Attorney General and Minister of Justice Suzanne Anton introduced legislation today to make B.C.’s Human Rights Code more explicit in the protections it affords transgender persons in British Columbia.
Bill 27, Human Rights Code Amendment Act, 2016, was passed to include “gender identity or expression” among the protected grounds covered by the code. Prior to the change, transgender individuals were protected under the code’s protected grounds of “sex”, as interpreted by B.C.’s Human Rights Tribunal and the courts.
By adding the grounds for protection explicitly, the amendments bring greater clarity and consistency across Canada as B.C. aligns its code with human-rights legislation across the country, including Canada’s proposed bill to add “gender identity or expression” to the Canadian Human Rights Act.

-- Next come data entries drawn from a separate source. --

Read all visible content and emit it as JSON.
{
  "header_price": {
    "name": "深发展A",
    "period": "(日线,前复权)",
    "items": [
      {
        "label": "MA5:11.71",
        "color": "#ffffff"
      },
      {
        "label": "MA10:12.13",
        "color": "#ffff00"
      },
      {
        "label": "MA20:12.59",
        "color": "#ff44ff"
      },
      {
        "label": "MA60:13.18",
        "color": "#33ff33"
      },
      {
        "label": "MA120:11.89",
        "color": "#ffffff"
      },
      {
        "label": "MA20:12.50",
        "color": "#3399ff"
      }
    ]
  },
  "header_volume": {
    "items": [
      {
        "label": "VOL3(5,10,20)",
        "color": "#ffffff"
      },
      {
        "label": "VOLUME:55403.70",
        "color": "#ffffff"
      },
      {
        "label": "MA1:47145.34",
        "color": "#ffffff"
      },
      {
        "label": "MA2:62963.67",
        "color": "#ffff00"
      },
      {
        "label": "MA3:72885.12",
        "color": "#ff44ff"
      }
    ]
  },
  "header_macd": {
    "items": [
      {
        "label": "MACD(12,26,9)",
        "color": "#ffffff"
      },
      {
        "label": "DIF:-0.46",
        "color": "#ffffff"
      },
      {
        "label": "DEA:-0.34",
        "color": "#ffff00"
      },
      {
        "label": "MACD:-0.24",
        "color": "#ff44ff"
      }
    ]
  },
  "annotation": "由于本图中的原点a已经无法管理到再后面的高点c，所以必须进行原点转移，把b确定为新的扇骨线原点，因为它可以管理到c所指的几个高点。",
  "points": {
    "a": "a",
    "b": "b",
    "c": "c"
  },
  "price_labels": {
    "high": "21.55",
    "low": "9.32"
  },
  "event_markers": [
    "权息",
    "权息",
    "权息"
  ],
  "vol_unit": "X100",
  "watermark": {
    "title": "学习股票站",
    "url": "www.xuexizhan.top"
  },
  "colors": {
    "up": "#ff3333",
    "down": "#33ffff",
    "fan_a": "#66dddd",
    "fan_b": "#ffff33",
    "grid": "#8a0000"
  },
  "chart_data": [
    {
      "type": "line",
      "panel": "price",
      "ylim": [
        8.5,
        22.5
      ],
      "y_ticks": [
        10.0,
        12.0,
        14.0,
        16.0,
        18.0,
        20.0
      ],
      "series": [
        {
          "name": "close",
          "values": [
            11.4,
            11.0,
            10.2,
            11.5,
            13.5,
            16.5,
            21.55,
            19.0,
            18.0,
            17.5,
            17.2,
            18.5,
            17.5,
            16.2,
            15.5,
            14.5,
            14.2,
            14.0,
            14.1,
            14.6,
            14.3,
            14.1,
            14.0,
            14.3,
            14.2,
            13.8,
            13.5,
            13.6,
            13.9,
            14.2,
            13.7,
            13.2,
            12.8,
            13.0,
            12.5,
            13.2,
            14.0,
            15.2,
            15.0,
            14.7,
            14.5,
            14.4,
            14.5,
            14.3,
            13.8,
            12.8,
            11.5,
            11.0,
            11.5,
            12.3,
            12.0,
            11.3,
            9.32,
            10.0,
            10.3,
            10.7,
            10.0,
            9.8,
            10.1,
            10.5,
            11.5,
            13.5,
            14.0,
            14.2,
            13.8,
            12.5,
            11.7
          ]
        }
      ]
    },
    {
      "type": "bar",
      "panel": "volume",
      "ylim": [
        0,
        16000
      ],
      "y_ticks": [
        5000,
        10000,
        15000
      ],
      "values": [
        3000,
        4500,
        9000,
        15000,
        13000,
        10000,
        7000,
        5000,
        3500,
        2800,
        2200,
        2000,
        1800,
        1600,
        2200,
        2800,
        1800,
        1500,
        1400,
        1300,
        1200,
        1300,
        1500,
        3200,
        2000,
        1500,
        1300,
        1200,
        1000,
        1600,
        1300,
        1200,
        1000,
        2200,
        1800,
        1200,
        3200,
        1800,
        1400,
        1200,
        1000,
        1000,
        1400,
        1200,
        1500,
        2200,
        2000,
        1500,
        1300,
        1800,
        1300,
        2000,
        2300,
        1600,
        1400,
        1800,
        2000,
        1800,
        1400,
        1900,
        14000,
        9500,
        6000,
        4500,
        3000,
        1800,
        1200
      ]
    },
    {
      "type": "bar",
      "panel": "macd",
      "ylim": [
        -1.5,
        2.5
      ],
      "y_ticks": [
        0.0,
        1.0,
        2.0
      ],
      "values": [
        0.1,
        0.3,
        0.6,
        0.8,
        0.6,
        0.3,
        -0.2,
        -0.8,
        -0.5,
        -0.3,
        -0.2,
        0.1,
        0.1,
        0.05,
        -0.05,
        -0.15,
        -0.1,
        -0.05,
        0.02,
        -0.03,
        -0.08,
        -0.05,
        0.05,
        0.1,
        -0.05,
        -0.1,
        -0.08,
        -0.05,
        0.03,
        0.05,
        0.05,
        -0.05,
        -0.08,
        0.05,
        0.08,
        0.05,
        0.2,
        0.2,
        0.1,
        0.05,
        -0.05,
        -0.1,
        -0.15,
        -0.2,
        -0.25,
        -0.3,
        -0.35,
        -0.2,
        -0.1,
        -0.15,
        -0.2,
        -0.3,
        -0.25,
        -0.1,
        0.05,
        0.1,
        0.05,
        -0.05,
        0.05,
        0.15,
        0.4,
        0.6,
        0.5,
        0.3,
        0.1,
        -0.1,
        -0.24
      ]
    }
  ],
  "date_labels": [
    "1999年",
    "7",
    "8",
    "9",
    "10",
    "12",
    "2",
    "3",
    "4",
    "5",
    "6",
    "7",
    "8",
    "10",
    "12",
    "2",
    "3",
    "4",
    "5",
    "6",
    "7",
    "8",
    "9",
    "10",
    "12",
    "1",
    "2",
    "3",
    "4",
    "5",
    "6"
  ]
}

Suzanne Anton, Attorney General and Minister of Justice -
“This is a significant day for human rights in our province. For those citizens often more vulnerable to discrimination, and to all those around them, these changes help make clear that all British Columbians are protected under B.C.’s Human Rights Code, no matter their gender identity or expression.
“I want to acknowledge the efforts of those who advocated for these amendments. We have heard you and we stand with you in saying that all British Columbians deserve not only to be protected from discrimination by law, but to know that they are protected, without a doubt.”
Morgane Oger, chair, Trans Alliance Society -
“The Trans Alliance Society has been advocating for equal protection of minorities in provincial and federal human rights law since our founding in 2001. We welcome and applaud the Government of British Columbia's extension of the B.C. Human Rights Code by adding “gender identity or expression” to the enumerated list of prohibitions against discrimination.
“This important change to the code will help educate future generations to prevent anti-trans sentiment, will inform and guide organizations shaping inclusion policies, and will help prevent accidental human rights violations caused by the lack of awareness that this change addresses.”
Diana Juricevic, tribunal chair, B.C. Human Rights Tribunal -
“The tribunal recognizes that “gender identity or expression” captures some of the most marginalized individuals and groups in British Columbia. The tribunal welcomes this amendment to the Human Rights Code. It clearly communicates that discrimination on the basis of “gender identity or expression” is prohibited and that the tribunal’s remedial process is available.”
For more on B.C.’s Human Rights Tribunal, visit: http://www.bchrt.bc.ca/
For photos marking the introduction of Bill 27, visit: https://www.flickr.com/photos/bcgovphotos/28260106890/